What’s unique about your teaching style?
It’s been said that stylists can go to a class of mine and always walk away with a learning experience and information immediately applicable for behind the chair, so I’m kind of like the hairstylist’s hairstylist. My teaching style is learner-focused. By understanding that questioning skills are life’s greatest resource, I listen to what the learner needs, keeping it interactive and understanding that the voice and body speak louder than words. There is simplicity is today’s brilliance; I love taking complex concepts and breaking them down into understandable, actionable steps. I do love taking an innovative approach, simplifying a concept so it can be understood. If the learner understands the “why,” it makes the “how” so much easier.

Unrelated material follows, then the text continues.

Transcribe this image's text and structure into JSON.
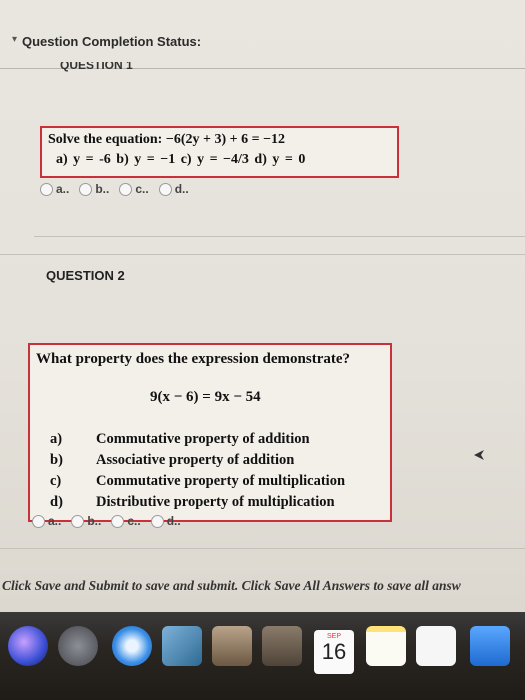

What is your educational focus for the next few months?
I want to awaken the fundamentals of hybrid cutting. Hybrid cutting is incorporating discipline with compressed cutting—working smaller sections in some areas and larger sections in others. We’ve had a lot of focus on texture, and we’re now heading in the direction of precision but not letting go of innovative ways of layering hair. We’re discovering new ways of cutting layers from short to long. Layers are getting longer and growing out, so maintaining shape will be important in months to come.
- Detaching the crown area from the underneath to enhance volume at the crown.
- Undercutting the side and back areas to narrow a shape.
- Cutting short to long layers to maintain length but with volume and movement.
If you were stranded on a deserted island (where beauty and fashion reigned supreme) what would be the one tool you would bring?
Having a pair of shears would be very useful for grooming and any crafting tasks. I could make accessories or carve other survival tools. Imagine an island with a sense of self-care and style with just a pair of scissors!
Tell us something about yourself that we don’t already know.
After graduating beauty school I started to work in a salon, but I discovered I wanted to go back to college and take fashion design courses. I’ve always had a passion for fashion and a love for the art of design. This was another career that fascinated me, as a fashion designer is also able to bring their ideas to life. Having the ability to influence and impact the way people dress and present themselves—to contribute to their self-expression—was interesting to me. But when I got to the sewing part, I lost interest. However, I walked away understanding how to cut fabric on the bias. And guess what? Years later, I’m standing on a stage talking about how to cut layers on the bias!
Share a moment where another educator made an impact on you.
So many educators have impacted my career in numerous ways. I remember attending a show in San Francisco and watching a team by the name of Toni and Guy, and a specific artist, Anthony Mascolo, caught my attention. He was using hair as the fabric to weave stunning hats. That moment fostered a sense of enthusiasm and dedication as Anthony inspired me to see how hairstylists can uplift and empower each other and shape the creativity and the experiences of students, and an audience, in profound ways.